The American Trucking Associations took the pulse of the American public on a couple of trucking related issues recently and discovered a couple of things fleet executives north of the border should find interesting.
The ATA’s poll, conducted by Public Opinion Strategies and comprising 800 respondents, found a surprising amount of support among the American public for spending more on infrastructure. Participants were asked whether the US should spend more or spend less on several priorities, including K-12 public schools; transportation infrastructure; anti-terrorism and national defense; health care; environmental protection; food and drug inspection; and government assistance to the unemployed.
While K-12 public schools came out on top with 61% supporting spending more on them and only 14% wanting to spend less, spending on infrastructure came out second with 48% supporting an increase in spending and only 10% wanting to spend less. Seventy one percent of respondents felt their nation’s roadways were only in fair to poor condition. Almost half of Americans (49%) believe traffic congestion impacts the quality of their life.
So it would seem US truckers’ long-term plea to improve the nation’s infrastructure is in line with the American public. And that can only be good news for fleet executives hoping for the same kind of support here.
Well, not exactly.
When survey respondents were told that “it is estimated that in order to repair, update and modernize their nation’s roads, highways and bridges, it would cost $4 trillion over the next 25 years” and then given several different ways that this money could be raised, their enthusiasm for infrastructure improvements quickly fizzled.
Not one of the funding proposals presented received a better than 36% approval rating, leading Neil Newhouse, a partner in the firm which conducted the poll to conclude: “Americans say there is a need to spend more money (on infrastructure) but they don’t want it coming out of their pockets…It would take a heck of a lobbying job to get any of these proposals passed.”
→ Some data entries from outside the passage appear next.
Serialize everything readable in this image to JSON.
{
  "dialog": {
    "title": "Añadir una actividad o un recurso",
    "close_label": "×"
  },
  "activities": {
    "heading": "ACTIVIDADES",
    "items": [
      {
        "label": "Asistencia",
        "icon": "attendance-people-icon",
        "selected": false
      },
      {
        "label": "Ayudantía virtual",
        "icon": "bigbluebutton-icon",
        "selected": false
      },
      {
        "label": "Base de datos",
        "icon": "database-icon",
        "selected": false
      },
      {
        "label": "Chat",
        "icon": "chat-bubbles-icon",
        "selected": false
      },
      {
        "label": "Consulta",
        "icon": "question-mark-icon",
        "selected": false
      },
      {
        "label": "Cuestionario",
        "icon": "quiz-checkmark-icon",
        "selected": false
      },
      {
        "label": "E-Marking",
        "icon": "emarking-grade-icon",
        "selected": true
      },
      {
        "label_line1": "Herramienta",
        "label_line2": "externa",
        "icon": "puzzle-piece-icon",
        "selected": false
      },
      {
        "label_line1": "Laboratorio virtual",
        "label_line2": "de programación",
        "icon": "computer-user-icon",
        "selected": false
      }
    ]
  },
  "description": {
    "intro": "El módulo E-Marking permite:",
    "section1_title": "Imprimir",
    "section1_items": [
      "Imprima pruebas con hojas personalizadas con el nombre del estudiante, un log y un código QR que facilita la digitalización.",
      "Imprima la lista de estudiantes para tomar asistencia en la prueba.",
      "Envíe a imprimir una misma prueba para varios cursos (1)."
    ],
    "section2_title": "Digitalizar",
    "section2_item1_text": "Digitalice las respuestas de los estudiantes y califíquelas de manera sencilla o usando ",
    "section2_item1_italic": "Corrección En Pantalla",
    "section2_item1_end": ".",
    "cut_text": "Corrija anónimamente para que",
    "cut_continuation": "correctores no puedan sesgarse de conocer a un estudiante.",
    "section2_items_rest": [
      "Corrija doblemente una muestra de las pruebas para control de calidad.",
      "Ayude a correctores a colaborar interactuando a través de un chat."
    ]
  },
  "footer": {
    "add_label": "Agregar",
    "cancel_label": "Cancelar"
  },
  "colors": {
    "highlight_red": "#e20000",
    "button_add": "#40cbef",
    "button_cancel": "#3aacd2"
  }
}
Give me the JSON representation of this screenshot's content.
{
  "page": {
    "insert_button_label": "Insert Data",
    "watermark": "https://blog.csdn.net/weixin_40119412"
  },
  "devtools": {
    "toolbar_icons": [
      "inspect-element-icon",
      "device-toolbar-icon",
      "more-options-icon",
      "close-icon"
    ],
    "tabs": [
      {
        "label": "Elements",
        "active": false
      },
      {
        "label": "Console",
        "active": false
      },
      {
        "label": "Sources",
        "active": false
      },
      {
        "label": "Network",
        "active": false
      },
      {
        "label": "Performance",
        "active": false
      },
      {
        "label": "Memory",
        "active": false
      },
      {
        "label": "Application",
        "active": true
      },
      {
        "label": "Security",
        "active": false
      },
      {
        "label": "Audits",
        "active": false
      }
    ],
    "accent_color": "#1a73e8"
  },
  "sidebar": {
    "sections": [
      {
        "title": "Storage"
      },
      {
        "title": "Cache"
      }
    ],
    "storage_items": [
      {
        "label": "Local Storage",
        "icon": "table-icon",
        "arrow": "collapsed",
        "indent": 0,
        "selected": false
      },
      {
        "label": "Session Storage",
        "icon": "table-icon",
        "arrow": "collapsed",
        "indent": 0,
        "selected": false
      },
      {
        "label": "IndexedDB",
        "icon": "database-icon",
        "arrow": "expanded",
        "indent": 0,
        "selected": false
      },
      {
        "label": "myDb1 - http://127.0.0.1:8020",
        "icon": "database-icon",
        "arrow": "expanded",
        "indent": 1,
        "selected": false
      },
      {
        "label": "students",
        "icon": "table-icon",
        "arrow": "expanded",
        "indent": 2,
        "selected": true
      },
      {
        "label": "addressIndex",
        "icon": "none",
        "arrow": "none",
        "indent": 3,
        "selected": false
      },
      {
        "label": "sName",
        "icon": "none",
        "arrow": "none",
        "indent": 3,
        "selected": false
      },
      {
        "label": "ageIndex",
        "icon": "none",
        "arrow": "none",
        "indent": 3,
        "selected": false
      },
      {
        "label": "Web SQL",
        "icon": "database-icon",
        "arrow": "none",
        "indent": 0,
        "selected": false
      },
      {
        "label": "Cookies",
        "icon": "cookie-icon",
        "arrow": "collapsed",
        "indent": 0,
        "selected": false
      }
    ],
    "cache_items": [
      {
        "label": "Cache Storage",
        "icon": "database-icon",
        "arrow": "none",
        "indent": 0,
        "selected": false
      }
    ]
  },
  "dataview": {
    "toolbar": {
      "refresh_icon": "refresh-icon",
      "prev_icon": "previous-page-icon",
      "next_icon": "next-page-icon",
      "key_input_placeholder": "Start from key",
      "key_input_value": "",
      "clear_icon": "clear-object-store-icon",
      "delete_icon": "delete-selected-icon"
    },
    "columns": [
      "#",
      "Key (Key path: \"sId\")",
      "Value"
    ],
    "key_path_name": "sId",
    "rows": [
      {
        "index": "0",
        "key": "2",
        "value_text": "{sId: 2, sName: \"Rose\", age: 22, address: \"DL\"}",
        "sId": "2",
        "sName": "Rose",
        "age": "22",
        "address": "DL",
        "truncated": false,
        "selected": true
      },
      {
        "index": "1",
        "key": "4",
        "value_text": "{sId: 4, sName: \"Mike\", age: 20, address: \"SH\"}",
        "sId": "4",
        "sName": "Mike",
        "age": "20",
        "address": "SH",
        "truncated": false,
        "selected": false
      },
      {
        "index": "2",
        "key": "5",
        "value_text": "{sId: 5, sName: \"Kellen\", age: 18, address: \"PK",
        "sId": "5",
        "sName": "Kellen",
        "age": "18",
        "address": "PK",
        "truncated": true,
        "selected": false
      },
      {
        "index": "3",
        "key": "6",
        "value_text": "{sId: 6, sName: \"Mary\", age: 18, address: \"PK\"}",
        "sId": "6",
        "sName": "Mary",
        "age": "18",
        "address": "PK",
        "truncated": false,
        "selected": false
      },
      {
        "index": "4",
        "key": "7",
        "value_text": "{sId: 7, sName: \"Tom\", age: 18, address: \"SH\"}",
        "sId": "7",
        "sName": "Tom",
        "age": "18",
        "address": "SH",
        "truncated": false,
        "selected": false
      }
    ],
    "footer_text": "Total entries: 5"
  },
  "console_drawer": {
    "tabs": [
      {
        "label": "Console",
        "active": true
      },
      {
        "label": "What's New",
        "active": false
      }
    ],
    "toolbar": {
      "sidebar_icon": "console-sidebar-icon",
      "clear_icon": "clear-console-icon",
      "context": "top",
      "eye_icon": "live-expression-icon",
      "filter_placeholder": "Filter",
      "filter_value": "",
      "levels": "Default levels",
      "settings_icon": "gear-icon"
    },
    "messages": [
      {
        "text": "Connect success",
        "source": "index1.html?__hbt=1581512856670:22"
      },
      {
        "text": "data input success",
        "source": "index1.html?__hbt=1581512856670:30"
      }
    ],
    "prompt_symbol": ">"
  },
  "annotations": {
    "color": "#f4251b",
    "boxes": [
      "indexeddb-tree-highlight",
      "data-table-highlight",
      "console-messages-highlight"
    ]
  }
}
As ATA president and CEO Bill Graves pointed out shortly afterwards, infrastructure is not free, and it’s not cheap, and it’s not going to get repaired or rebuilt by osmosis. Unfortunately, the average American seems to believe that it can. Even more unfortunate is the reality that the longer necessary infrastructure repairs are ignored, the higher the repair bill gets.
The second lesson delivered by the poll results has to do with the industry’s image and safety. Turns out the American public may have a more favorable image of trucking than many in the industry would have thought. Almost two thirds (65%) of the survey’s 800 respondents said they had a “favorable” impression of the industry and only 9% said their impression of it was “unfavorable.” The vast majority felt truck drivers were far less likely than passenger vehicle drivers to make unsafe traffic maneuvers, violate the speed limit, or cause a crash. But they did have concerns about the hours truck drivers work and a considerably smaller majority (57%) thought the industry had a good to excellent safety record.
How can the industry be made safer? Respondents were provided with several options. Eighty six percent of them chose “placing new technology on trucks to make sure drivers weren’t on the road for too many hours at a time.”
Carriers still opposed to EOBRs in their trucks should note that the industry’s image is inextricably tied to its safety record. And a public that has become progressively used to the efficiency and accuracy of digital record keeping over the past 20 years, finds it rather odd that some in our industry insist on the old pencil and paper.
With more than 25 years of experience reporting on transportation issues, Lou is one of the more recognizable personalities in the industry. An award-winning writer well known for his insightful writing and meticulous market analysis, he is a leading authority on industry trends and statistics. All posts by Lou Smyrlis